Cat City Grill offered a nice respite from the crowds. My friends and I ordered two delectable appetizers (the prosciutto flatbread and fried calamari) along with a few drinks at this popular New American cuisine restaurant and bar. On our way back, we stopped by a Magnolia Avenue gem. The Sleepy Panther Bottle Shop is a no frills retail space that does craft beer right. The store cohabits a building on the northeast corner of Magnolia Avenue and 5th Avenue along with several other businesses. Sleepy Panther proprietor Cristall Heisch keeps her fridge and shelves stocked with the choicest craft suds on the market, and Fort Worthians are starting to take notice. After visiting with Cristall, I made my way upstairs to meet artist Guillermo Tapia. Besides pursuing his own career, Guillermo is helping pioneer an arts group called Artluck. The group hosts sketch sessions that focus on figurative drawings and paintings in private art studios. Like a lot of great Fort Worth movements (Keep Fort Worth Funky, Art Tooth, and The Usual’s monthly cocktail classes), the idea is to support the local community as a whole.
Our evening more or less ended at Magnolia’s favorite brewpub, Chimera Brewing Company.
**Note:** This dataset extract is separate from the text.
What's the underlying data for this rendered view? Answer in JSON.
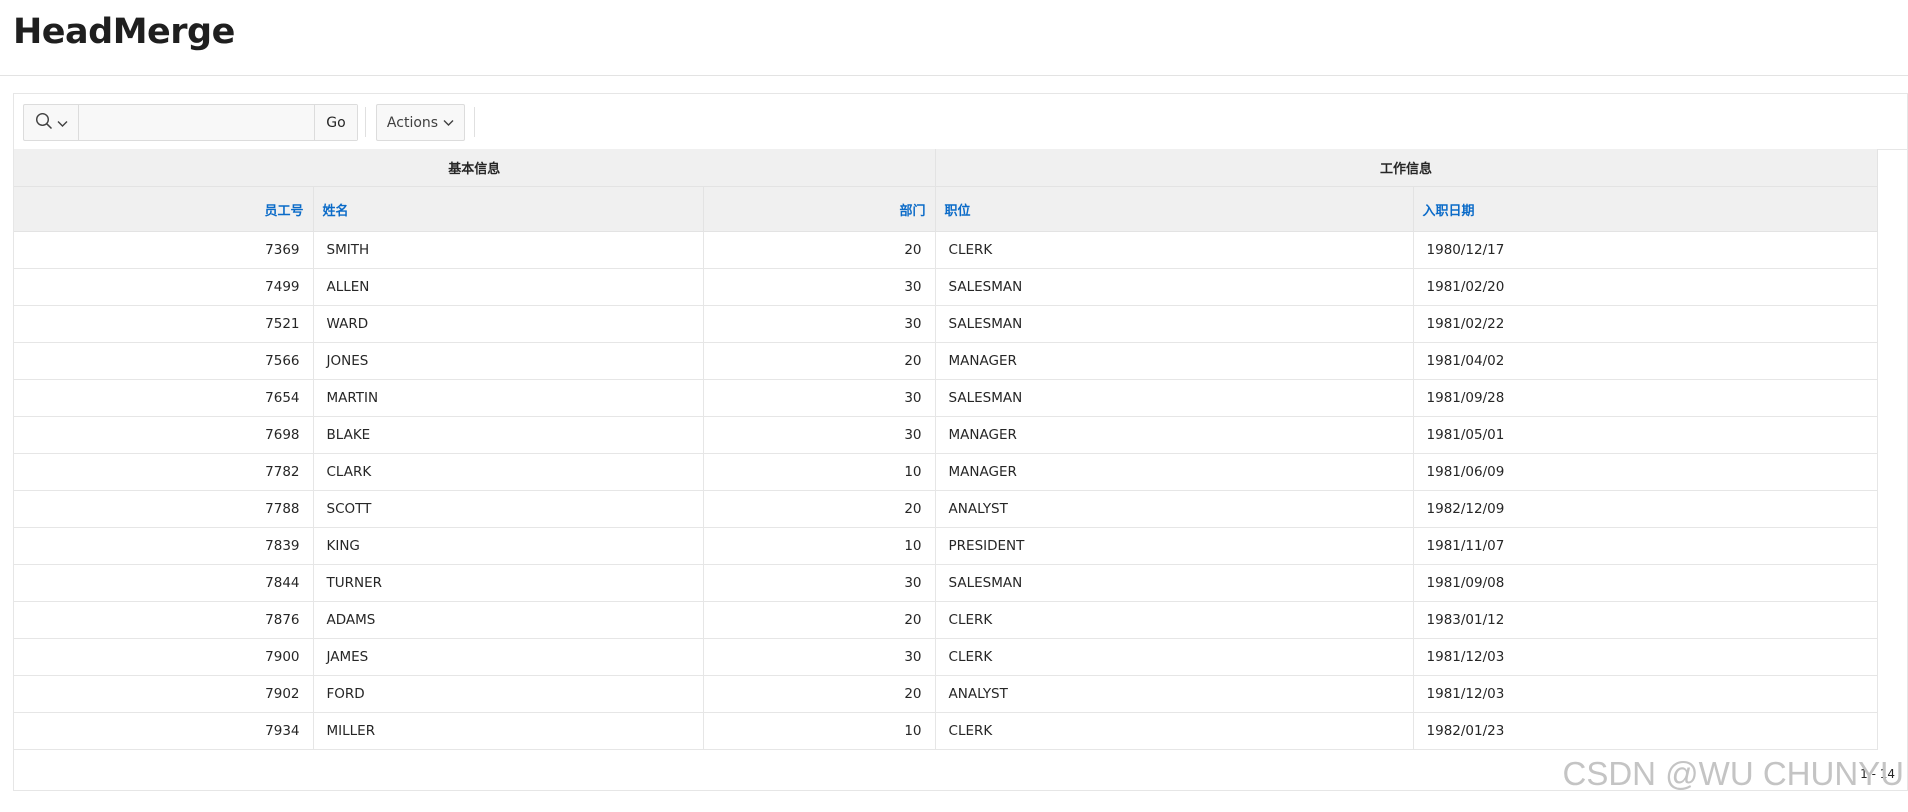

Sure, there was an unusually long wait for our pie to arrive that busy night, but we were warned. Some people might roll their eyes at the thought of an hour wait for a late night snack, but Chimera’s fiery Rucola or buttery Brie and Speck pizza leaves its competitors in the dust. And unlike Fort Worth’s other great pizzerias, this place make equally great beer. The wait was worth it.
Like our last meal, ArtsGoggle is a slice of something bigger. The blend of music, food, art, and retail works because it’s community-driven. And what could be more authentically Fort Worth than that.
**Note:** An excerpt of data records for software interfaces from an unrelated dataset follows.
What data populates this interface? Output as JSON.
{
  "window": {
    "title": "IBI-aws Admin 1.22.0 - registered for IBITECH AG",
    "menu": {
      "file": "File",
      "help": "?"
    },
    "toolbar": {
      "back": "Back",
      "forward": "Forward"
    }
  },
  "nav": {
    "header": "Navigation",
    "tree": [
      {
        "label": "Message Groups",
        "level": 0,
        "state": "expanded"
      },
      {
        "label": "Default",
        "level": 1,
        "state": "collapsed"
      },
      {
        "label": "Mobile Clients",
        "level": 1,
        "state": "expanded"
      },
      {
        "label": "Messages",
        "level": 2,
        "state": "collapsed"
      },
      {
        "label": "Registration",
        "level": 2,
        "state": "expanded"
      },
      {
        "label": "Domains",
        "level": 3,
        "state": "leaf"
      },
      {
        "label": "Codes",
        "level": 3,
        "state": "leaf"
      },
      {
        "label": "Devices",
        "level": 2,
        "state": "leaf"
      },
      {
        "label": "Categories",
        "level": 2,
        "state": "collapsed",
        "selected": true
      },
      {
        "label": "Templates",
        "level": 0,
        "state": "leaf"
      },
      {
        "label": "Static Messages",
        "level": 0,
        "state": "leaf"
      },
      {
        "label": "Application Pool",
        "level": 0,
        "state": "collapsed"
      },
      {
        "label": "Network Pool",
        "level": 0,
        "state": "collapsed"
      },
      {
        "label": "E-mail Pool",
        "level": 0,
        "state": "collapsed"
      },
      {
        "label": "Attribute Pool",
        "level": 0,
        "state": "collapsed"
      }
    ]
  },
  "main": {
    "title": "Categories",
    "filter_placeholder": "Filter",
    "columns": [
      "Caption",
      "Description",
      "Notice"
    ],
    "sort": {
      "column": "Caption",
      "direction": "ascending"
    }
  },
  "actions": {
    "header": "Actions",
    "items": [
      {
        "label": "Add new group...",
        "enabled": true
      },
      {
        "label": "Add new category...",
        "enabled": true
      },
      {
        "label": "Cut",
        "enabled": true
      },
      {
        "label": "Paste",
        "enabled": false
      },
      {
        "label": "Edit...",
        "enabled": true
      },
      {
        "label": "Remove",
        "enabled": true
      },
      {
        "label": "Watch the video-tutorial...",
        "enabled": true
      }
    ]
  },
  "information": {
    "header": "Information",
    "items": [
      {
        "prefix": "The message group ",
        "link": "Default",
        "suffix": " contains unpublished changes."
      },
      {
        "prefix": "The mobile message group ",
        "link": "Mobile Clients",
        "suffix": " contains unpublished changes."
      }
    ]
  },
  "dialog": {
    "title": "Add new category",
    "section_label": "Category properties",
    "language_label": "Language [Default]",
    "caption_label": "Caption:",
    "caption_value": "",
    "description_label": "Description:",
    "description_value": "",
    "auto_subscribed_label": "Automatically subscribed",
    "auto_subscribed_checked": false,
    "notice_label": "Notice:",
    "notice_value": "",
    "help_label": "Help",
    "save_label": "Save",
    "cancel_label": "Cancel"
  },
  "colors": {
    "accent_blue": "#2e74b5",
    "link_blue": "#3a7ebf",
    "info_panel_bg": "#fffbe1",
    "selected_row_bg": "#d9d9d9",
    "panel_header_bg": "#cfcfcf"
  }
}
P.S., Thanks for the awesome pictures, Yoori Marti!
Edward Brown writes about music, arts and news for a variety of publications. He’s an award-winning writer for the Fort Worth Weekly and blogger for Fort Worth Convention and Visitors Bureau. He has published articles in Musical Opinion (U.K.), Canadian Music Educators Journal, and Clavier Companion,among others. When Brown isn’t writing about music, he’s actively involved in the local music scene as an educator, performer, lecturer, and judge for student music competitions. His professional affiliations include the Chamber Music Society of Fort Worth, where he volunteers as education director, and the Fort Worth Academy of Fine Arts, where he serves on the board and artistic committee. Brown is a graduate of the University of North Texas and currently resides in Fort Worth. His favorite leisure time activities include local music concerts and perusing Fort Worth’s growing gastropub scene.